I love learning something that radically changes my understanding of the world...
|Elysia chlorotica, a sea slug that incorporates chloroplasts into its body. |
P/C Patrick J. Krug, Creative Commons CC BY-NC 3.0 license, via Wikimedia Commons
If you're a regular SRS reader you might remember our discussion a while back about how some animals incorporate other animal parts into their body. (SRS "Internal Incorporation" May 5, 2021)
In that post I showed one of the best examples of this, Elysia cholorotica (the big green slug above, aka "Emerald green sea slug") which feeds on algae, and in the process, extracts their chloroplasts (NOT digesting them) and then merging them into its body, making it able to both eat food AND use sunlight to photosynthesize for energy.
That's very cool.
And we know about plants that eat insects (Venus flytrap, sundew, pitcher plants, etc.), so the idea of plants eating animals for nutrients, and the inverse of that--animals eating plants to steal body parts--isn't a huge surprise.
However... I always thought that plants were plants (mostly photosynthesizing) and animals were active eaters of other organisms.
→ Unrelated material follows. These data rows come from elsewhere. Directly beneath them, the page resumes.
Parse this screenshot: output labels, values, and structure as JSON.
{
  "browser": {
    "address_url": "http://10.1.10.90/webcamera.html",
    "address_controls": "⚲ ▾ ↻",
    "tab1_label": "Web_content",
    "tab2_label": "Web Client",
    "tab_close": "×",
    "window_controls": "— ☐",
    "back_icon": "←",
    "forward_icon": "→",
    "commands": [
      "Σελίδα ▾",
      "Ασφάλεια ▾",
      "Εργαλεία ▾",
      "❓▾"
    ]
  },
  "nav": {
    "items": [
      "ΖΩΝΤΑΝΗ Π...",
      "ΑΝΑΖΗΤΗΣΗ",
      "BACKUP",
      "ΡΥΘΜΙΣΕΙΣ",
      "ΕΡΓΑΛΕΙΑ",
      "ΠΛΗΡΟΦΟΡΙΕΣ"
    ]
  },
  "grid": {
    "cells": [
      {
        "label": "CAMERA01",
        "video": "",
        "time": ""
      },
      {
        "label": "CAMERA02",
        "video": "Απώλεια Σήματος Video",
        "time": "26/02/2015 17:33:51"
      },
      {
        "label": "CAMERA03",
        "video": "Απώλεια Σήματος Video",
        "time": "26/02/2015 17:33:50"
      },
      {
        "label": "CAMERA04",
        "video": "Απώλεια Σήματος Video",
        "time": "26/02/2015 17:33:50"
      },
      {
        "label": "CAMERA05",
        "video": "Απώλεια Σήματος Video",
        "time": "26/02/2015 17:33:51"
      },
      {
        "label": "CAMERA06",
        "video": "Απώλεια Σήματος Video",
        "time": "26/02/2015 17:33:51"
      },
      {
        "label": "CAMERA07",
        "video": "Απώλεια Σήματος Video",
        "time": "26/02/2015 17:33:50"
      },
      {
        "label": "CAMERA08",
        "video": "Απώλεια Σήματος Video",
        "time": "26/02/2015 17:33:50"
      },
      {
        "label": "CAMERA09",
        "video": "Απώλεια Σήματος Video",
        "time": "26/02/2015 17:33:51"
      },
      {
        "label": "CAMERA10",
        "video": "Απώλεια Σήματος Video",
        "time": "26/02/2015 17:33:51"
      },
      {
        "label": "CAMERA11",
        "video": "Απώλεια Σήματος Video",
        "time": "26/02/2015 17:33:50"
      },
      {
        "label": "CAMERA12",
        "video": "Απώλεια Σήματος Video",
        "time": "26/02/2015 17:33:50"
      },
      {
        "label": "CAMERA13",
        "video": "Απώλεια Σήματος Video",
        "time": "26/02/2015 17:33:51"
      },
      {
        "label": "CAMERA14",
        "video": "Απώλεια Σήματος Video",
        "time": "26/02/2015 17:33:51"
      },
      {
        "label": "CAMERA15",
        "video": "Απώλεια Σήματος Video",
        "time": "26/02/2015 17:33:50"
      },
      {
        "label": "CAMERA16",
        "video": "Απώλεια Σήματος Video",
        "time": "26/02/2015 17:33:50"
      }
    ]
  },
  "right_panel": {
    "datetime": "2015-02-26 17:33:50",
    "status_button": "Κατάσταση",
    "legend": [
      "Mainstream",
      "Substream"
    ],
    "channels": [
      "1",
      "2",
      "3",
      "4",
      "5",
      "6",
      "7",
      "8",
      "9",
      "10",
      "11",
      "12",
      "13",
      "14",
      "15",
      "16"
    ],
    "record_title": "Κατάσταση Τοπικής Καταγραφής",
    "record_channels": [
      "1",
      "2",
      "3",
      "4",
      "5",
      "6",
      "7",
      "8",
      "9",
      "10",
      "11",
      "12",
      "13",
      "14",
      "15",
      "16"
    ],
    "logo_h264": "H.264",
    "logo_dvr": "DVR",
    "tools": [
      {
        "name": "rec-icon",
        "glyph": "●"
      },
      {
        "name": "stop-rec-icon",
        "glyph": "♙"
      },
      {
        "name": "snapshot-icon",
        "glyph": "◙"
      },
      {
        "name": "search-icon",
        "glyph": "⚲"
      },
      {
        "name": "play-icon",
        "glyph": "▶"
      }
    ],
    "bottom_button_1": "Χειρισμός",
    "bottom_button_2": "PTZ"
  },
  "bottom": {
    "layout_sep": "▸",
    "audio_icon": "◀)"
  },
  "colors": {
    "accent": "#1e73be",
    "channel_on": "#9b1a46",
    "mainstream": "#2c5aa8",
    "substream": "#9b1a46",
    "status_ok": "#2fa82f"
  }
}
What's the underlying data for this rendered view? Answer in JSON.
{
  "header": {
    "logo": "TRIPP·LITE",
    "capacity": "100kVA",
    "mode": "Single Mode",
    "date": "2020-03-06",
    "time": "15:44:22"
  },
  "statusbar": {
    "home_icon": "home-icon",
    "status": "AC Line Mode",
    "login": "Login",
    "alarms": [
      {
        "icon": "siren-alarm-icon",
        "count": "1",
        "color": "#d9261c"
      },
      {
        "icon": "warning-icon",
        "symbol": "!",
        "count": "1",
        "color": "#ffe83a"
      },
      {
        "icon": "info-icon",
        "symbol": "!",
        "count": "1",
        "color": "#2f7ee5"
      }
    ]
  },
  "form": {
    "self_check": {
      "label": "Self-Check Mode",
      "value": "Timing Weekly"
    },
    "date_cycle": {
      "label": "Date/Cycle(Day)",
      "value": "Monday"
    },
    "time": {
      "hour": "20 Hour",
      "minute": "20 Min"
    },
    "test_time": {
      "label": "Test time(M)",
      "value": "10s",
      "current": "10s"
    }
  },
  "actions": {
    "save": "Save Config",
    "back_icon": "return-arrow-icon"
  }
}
That's sort of the classical breakdown--plants sit still in the sunlight, animals move. Sure, some animals (e.g., corals, mussels) sit still and let currents bring food to them, but mostly that's the split. Plants are still, immobile, fixed to a location. Animals move around and get their food.
I also had learned that most plankton in the ocean were either phytoplankton, which are plants, and zooplankton, which are animals. The natural order of things was that zooplankton eat the phytoplankton.
Like other plants, phytoplankton take in CO2 and release oxygen. As a result, phytoplankton account for about half of ALL photosynthesis on Earth, making them one of the world’s most important producers of oxygen.
But then I read something that deeply surprised me: In a Scientific American article ("The Perfect Beast," April 2018) I learned about mixotrophs, single-celled plankton that are neither really animals nor plants, but a weird mix of the two. They're just one cell, but they can attack and feed on other unicellular plankton, including those that have chloroplasts, which they then use just like Elysia chlorotica.
That's a bit of a surprise--that body part incorporation happens at the single-cell level, with some single-cell plankton stealing chloroplasts from other single-cell green algae.
But then the article went on to say that around 50% of ALL single cell organisms in the sea are mixotrophic--that is, half of all the unicellular plankton can attack and eat others, making the ocean a scene of constant, unrelenting warfare.
The big surprise to me was that I'd never heard of the word "mixotrophic" before. It's such an unusual word that I'm pretty sure I would have remembered it. So, how did I miss it?
That's the part I love about my reading--I'm constantly learning new things, including deep ideas that overturn my long-held beliefs. There's that moment of frisson when you realize that what you know needs to be updated--to change in a way that you never thought possible.
Like many of you, I used to think that unicellular plankton were either plants or animals with a clear division between them and that the majority of unicellular plankton were quietly hanging out in the water column, photosynthesizing and making oxygen for the world.
Ah, now... apparently the unicelluar world is red in tooth and flagella, with one-celled organisms finding, attacking, and consuming others, and stealing body parts.
These are plants that actively hunt down other mobile plankton. "Plants that hunt," or are they "animals that photosynthesize." Either way, the neat divisions break down, which is kind of reflective of our times. The more you know, the less clear the categories really are.
As I read the article, several research Challenges came immediately to mind. Can you help me answer these?
1. Do mixotrophic plankton ONLY steal chloroplasts, or are their other kinds of organelles that they rip out of the prey? If so, what else gets stolen?
2. How long has the concept of mixotrophic plankton been around? Is it possible that this is relatively new understanding of planktonic ecology?
Of course, I'd love to know the answers to these Challenges, but just as important, be sure to let us know HOW you figured out those answers. What SRS methods did you use? We all want to learn how to do this kind of deep research.